Most importantly, however, Rocky brings this focus, confidence, and collective mentality into his music itself. He lists Nevermind, A Rush of Blood to the Head, and Robbers and Cowards among his favorite albums. Though there’s not any obvious references to Chris Martin or Kurt Cobain, Rocky’s songs do take an approach to rap that crosses typical boundaries. Combining New York lyricism with the chopped and screwed codeine dreams of Houston, Rocky puts together infectious songs that just might be deserving of his signing bonus.
“Peso“, one of the songs that helped Rocky into his deal, rides a smooth, mid-tempo beat from A$AP Ty Beats with twinkling fills surrounding Rocky’s infectious bravado. “I be that pretty motherfucker,” he declares at the song’s opening, inaugurating a three minute tour of his drug abuse and A$AP love, showing off his Harlem upbringing and the Bone Thugs-n-Harmony influences.
“Bass” – one of the many stand-out Clams Casino produced songs on LiveLoveA$AP – depends on a grinding electronic beat that lets Rocky shine. His flow alternates between the fluid, the staccato, and the screwed, a simple repetition of the title in lieu of a hook. “Bass” is all swagger and a marriage of all Rocky’s influences:

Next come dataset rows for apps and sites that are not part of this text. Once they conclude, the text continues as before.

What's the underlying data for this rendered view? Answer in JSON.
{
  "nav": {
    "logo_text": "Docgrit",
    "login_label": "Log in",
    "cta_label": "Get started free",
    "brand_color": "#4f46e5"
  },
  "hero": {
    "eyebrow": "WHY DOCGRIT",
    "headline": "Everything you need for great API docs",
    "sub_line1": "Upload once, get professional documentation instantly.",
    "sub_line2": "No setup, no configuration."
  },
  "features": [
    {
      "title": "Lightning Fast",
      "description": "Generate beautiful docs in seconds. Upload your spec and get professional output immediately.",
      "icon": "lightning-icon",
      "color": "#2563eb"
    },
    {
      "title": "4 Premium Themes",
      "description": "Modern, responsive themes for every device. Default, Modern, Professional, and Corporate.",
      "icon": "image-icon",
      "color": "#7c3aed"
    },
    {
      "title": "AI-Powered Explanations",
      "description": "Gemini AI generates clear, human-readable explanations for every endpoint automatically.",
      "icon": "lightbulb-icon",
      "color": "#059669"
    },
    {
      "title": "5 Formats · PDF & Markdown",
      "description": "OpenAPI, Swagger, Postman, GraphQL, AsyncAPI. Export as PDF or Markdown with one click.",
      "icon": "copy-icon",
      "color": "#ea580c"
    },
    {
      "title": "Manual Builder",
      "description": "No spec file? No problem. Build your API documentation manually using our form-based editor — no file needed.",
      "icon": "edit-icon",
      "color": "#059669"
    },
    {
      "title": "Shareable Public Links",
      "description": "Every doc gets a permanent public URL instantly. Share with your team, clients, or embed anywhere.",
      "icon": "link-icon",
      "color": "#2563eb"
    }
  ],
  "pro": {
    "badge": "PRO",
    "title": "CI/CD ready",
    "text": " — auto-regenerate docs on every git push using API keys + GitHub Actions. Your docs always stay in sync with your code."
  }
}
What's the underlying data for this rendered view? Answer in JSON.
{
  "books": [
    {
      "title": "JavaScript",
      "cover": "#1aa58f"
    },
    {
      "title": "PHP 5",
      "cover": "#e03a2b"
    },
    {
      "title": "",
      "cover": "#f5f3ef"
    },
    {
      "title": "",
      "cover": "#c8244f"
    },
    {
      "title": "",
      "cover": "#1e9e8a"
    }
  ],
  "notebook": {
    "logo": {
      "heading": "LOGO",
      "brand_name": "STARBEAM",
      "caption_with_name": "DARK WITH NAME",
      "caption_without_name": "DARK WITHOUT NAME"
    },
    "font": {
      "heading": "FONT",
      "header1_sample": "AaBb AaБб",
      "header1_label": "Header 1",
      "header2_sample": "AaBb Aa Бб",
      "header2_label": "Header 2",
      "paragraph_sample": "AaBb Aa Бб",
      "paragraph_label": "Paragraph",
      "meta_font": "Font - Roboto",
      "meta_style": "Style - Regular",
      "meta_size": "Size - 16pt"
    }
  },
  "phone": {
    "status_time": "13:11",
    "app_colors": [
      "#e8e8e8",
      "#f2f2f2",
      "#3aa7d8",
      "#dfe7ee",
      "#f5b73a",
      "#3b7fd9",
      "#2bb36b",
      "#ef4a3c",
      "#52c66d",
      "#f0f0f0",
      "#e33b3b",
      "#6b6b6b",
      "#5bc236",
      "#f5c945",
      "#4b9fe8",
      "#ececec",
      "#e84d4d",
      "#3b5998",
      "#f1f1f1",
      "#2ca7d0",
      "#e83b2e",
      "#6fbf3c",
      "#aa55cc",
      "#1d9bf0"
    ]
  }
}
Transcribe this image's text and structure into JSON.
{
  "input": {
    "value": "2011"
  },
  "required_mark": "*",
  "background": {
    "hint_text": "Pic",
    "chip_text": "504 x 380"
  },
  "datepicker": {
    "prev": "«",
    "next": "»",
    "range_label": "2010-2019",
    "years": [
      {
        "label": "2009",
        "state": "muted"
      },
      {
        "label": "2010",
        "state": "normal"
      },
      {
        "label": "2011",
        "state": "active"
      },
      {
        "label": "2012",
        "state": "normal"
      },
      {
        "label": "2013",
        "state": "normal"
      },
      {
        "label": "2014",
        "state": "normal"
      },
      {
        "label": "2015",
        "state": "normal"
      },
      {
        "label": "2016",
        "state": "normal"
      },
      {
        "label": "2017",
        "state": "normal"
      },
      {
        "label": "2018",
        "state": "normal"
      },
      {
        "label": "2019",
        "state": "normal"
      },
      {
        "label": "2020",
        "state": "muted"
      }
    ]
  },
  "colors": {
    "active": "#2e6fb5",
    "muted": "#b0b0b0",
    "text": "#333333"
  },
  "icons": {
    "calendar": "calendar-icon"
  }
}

Bozo’s love my rose gold
Purple got me slow-mo
Stuntin’ like I’m Dorothy but my ruby’s in my dough though
Rocky has enough charisma on show here to make his claims of “fuckin’ other niggas’ broads” sound almost sweet. This is a man with talent and vision who knows it.
But the A$AP brotherhood mentally keeps everything Rocky puts out on point. The guest verses by other A$AP members are all constructive (excepting, perhaps, Ferg’s questionable lines on “Kissin’ Pink“), the beats are staggeringly good and the producers always get their credits and their shout-outs. Rocky has made it evident that even though “the only thing bigger than [his] ego is [his] mirror” (on “Wassup”–another stand-out), his music is about something more than the material–even if, ironically, that’s all he raps about.
The thing is that everything on LiveLoveA$AP is what he and A$AP have been through. It’s simply factual. The drugs abuse is what it is they do together – this isn’t empty bluster. “I’m sick and tired of your facade and all of your lying and all your diamonds”, he raps on “Leaf” before claiming “I’m a down to Earth nigga, we could kick it.” Rocky’s flaws are honest ones and he has the personality to turn them into something worth listening to. He’s trying to make good music, plain and simple. It’s worth noting that he’s come out full-force against homophobia recently, further separating himself from the expected in hip-hop culture.
What sets Rocky apart is this willingness to stand out, but to stand out with others. That philosophy carries with it a willingness to take influences from new places, the confidence to put his personality on a hill, and the support to get it done. Mixed with Rocky’s talent, rap is threatened to explode around a budding superstar.